Recently my friend Katie wrote the following comment under my post on Chichester: “I love the photo of the tomb with the couple holding hands. Isn’t it amazing to walk among such history?” Her words inspired me to revisit those places where I’ve come face to face with History while in England.
I recently read The Red Queen by Philippa Gregory. This historical novel is set in the late 15th century and tells the story of Lady Margaret Beaufort and how she helped her son Henry gain the throne of England. Henry VII and his Queen, Lady Elizabeth of York, are buried in Westminster Abbey, in the magnificent Lady Chapel. Not only did I enjoy its wonderful artwork, I also knew about them and that, in a way, helped put a face to the characters from the book.
It’s interesting how even films help you appreciate historical places and events. While in Westminster Abbey, I saw the tomb of Edward I, also known as Edward Longshanks. I told my friend “This is Edward Longshanks!” Blank stare. “You know, the king from Braveheart.” He knew exactly who I was talking about.

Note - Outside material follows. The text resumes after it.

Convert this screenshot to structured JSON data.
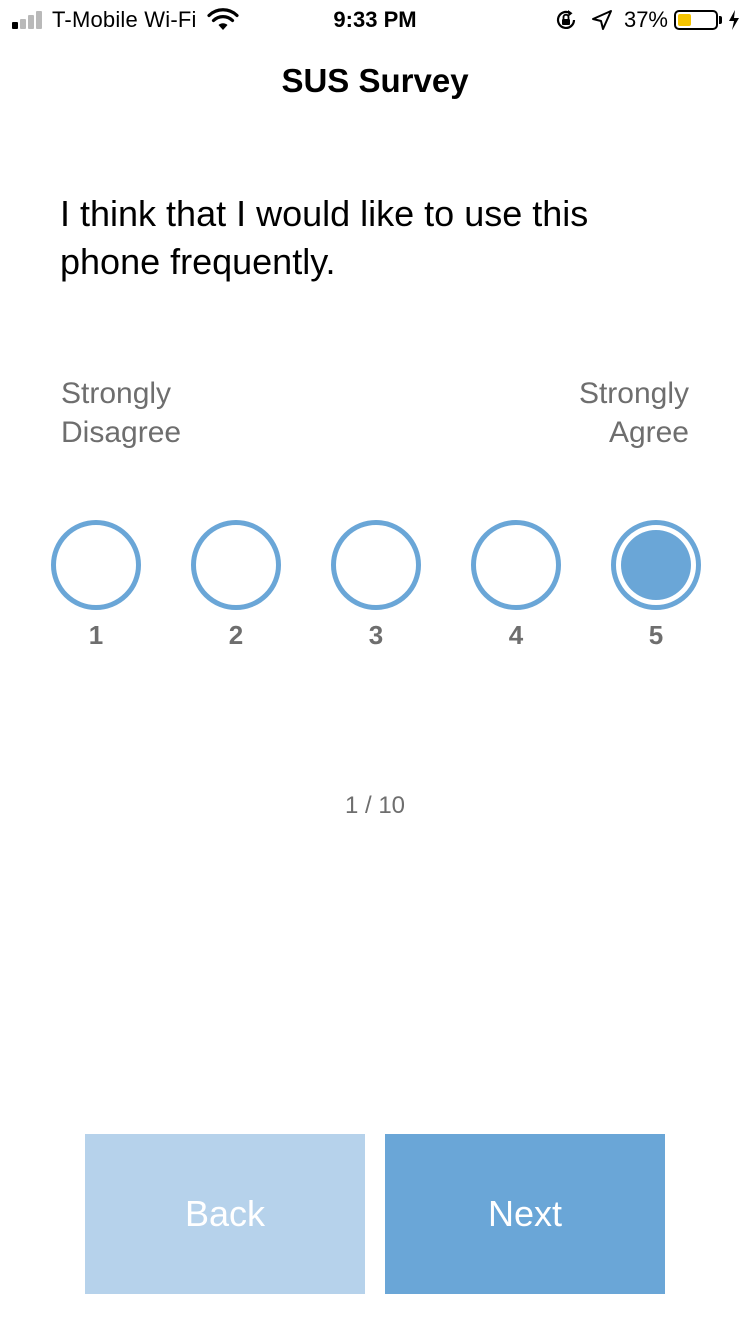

Canterbury was a very popular pilgrimage site in the Middle Ages. Thousands flocked to the Cathedral to kneel at the shrine of St Thomas Beckett. The place where he was murdered is marked by a modern altar.
The city and its pilgrims inspired Geoffrey Chaucer’s Canterbury Tales (although I haven’t read the book, I saw Chaucer’s tomb in Westminster Abbey.) I visited Eastgate Hospital, where the poorest pilgrims were given a bed and a meal. It helped bring all those pilgrims stories to life. I was surprised to see Edward the Black Prince’s tomb in Canterbury Cathedral too. All those stories of chivalry and battles (Crecy, Poitiers, and so on) came rushing back.
I have to admit that the fact that I can recognise a handful of famous historical figures or know a bit of the history of a place makes me feel a little smug. And a lot like a nerd. The only occasion in which facing History troubled me was when I took a harbour tour in Portsmouth and it took me by surprise.
As we sailed past the naval base, the guide described the characteristics of every vessel, destroyer, and the like docked there. I wasn’t very interested until a name made my ears perk up: HMS Exeter. I remembered that name very well from my childhood. This destroyer was deployed to the Malvinas (Falklands for some) in 1982 to replace HMS Sheffield, which had been sunk by the Argentinean Navy. I was 10 at the time. HMS Exeter appeared in new broadcasts at the time because it shot down Argentinean aircraft.